■ Brief:
Return the line that contains "Serialize everything readable" plus every line after it to the end of the entries below, exactly as given, and stop there.

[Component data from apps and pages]
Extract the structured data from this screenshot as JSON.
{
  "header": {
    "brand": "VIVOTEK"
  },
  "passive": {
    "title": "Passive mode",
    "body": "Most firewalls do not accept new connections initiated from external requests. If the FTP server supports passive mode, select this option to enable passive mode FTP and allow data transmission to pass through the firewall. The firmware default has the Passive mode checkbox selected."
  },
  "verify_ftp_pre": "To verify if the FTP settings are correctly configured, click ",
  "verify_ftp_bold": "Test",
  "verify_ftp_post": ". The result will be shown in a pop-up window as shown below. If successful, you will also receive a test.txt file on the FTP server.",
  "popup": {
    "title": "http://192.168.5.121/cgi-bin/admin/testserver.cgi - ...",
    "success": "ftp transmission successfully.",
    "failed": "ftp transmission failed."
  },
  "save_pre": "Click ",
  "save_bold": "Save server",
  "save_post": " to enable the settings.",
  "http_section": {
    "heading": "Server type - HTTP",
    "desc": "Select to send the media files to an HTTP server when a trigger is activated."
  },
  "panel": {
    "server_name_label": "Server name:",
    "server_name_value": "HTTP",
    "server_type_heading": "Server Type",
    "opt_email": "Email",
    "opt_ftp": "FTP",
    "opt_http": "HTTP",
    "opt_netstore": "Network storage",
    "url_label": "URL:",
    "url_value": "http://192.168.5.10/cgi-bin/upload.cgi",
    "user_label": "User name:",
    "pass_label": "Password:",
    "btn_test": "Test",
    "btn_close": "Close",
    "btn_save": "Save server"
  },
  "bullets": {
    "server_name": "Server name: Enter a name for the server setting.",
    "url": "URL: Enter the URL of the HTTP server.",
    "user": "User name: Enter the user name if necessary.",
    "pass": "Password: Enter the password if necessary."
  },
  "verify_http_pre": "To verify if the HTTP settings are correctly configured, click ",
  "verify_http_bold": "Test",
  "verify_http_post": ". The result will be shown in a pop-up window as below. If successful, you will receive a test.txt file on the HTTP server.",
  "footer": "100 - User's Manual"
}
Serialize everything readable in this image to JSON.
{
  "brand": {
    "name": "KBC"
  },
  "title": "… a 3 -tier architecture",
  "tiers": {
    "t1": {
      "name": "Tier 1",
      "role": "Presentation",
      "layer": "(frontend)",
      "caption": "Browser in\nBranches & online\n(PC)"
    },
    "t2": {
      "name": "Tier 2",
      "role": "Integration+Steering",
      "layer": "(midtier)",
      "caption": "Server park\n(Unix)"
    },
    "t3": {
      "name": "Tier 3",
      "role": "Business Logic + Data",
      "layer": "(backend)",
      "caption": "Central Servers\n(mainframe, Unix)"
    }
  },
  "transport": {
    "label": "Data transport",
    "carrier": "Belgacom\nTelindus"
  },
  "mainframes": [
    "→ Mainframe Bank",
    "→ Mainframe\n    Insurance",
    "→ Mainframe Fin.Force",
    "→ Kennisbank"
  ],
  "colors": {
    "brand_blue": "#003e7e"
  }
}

■ Problem solution:
Serialize everything readable in this image to JSON.
{
  "brand": {
    "name": "KBC"
  },
  "title": "… a 3 -tier architecture",
  "tiers": {
    "t1": {
      "name": "Tier 1",
      "role": "Presentation",
      "layer": "(frontend)",
      "caption": "Browser in\nBranches & online\n(PC)"
    },
    "t2": {
      "name": "Tier 2",
      "role": "Integration+Steering",
      "layer": "(midtier)",
      "caption": "Server park\n(Unix)"
    },
    "t3": {
      "name": "Tier 3",
      "role": "Business Logic + Data",
      "layer": "(backend)",
      "caption": "Central Servers\n(mainframe, Unix)"
    }
  },
  "transport": {
    "label": "Data transport",
    "carrier": "Belgacom\nTelindus"
  },
  "mainframes": [
    "→ Mainframe Bank",
    "→ Mainframe\n    Insurance",
    "→ Mainframe Fin.Force",
    "→ Kennisbank"
  ],
  "colors": {
    "brand_blue": "#003e7e"
  }
}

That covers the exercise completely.